"Food industries normally make a single-figure percentage margin – so you've just wiped that out."

Inside the Two Magpies Bakery branch in Woodbridge.

Inside the Two Magpies Bakery branch in Woodbridge. - Credit: CHARLOTTE BOND

Alastair Angus, boss of Thurston Butchers, said: "We're really starting to feel the pinch now.

"Prices have been going up slowly over the last six months and we're really starting to feel the pinch."

Mr Angus said the price rises were being driven by a range of factors including Covid and the war in Ukraine but, he added: "We've obviously got bird flu locally and I think that's putting pressure on the poultry industry."

Alastair Angus, owner of Thurston Butchers

Alastair Angus, owner of Thurston Butchers - Credit: ARCHIE GINGELL/THURSTON BUTCHERS

He said the business was doing its best to absorb the costs, but some prices will have to rise for customers.

"We run a business, not a charity. We have to make those margins in order to pay our team and to pay for everything else," he said.

"Basically everything's going to have to go up between five and 15 per cent. There's no way it can't."

Bosses at Cosy Aromas, an Ipswich-based scented candle manufacturer, said they had seen the cost of wax, fragrance oil and packaging rise.

Cosy Aromas boss Paul Mayne

Cosy Aromas boss Paul Mayne - Credit: CHERRY BEESLEY/SIMPLY C PHOTOGRAPHY

Director Paul Mayne said: "With the ongoing events around the world, it comes as no surprise that our suppliers have increased the costs of their products. As it stands, their prices have risen on average between 15% to 20% over the last two months.

A view into the Cosy Aromas factory

Inside the Cosy Aromas factory - Credit: Cosy Aromas

“No business wants to pass on extra prices to the consumer, especially here at Cosy Aromas where we are lucky to have such a strong and passionate community of customers supporting us.

“We have not increased the prices of any of our products, however, we regrettably cannot rule this out should supply costs continue to rise.”

Helen Dickinson, chief executive of the British Retail Consortium, said: “By keeping the prices of key items down and expanding value ranges, retailers are trying to support customers most affected by the cost-of-living squeeze, many of whom will face higher energy prices and national insurance contributions from 1 April.

“With overall inflation likely to rise even higher according to the Bank of England, consumers will not have an easy ride this year. The war in Ukraine, and volatility in commodity markets is likely to further dampen consumer confidence in the coming months.”

Mike Watkins, head of retailer and business insight at NielsenIQ, said: “With cost-of-living increases accelerating, the next few months will be a difficult time for consumers.

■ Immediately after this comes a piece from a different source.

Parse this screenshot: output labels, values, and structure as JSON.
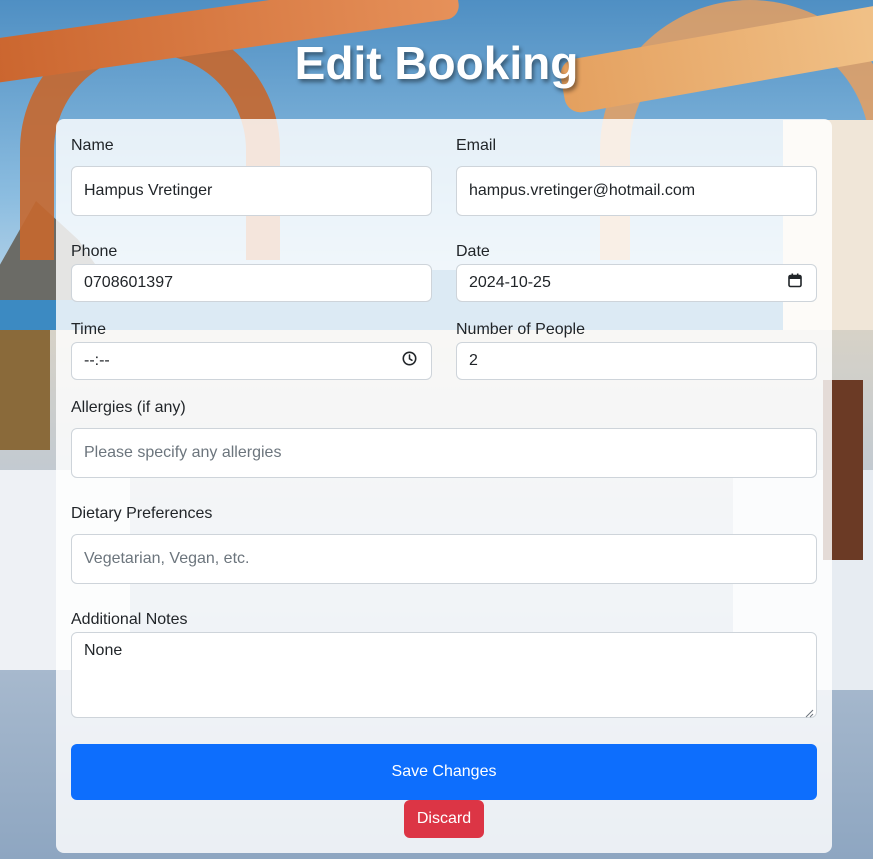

“Rising food prices will start to impact what’s put in the shopping basket so supermarkets will need to adapt ranges to help shoppers manage what they spend on their weekly groceries.”